--- DIRECTIONS ---
Looking at the records below, count how many lines contain the string "description". Give that number alone.

--- DATA RECORDS ---

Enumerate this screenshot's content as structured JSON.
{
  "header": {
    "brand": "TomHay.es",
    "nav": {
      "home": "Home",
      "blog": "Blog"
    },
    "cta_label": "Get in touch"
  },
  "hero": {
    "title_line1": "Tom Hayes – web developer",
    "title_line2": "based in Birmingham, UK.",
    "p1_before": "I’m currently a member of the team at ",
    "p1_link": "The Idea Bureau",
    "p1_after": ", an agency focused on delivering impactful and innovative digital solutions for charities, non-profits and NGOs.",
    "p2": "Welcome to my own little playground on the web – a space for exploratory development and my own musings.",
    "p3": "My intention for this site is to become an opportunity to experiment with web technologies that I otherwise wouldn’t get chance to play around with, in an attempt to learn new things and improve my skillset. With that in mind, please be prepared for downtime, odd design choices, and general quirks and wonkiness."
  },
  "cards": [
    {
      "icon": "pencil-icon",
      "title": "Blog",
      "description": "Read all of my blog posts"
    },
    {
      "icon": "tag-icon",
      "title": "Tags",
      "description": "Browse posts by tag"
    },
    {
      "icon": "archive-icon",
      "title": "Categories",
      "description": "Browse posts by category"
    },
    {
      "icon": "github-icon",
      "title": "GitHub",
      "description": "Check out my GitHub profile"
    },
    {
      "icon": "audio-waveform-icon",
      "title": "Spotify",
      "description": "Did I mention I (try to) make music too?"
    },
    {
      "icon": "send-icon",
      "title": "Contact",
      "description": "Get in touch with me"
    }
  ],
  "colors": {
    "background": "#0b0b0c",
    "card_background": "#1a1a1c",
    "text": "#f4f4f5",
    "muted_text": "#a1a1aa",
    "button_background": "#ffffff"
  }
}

--- RESPONSE ---
6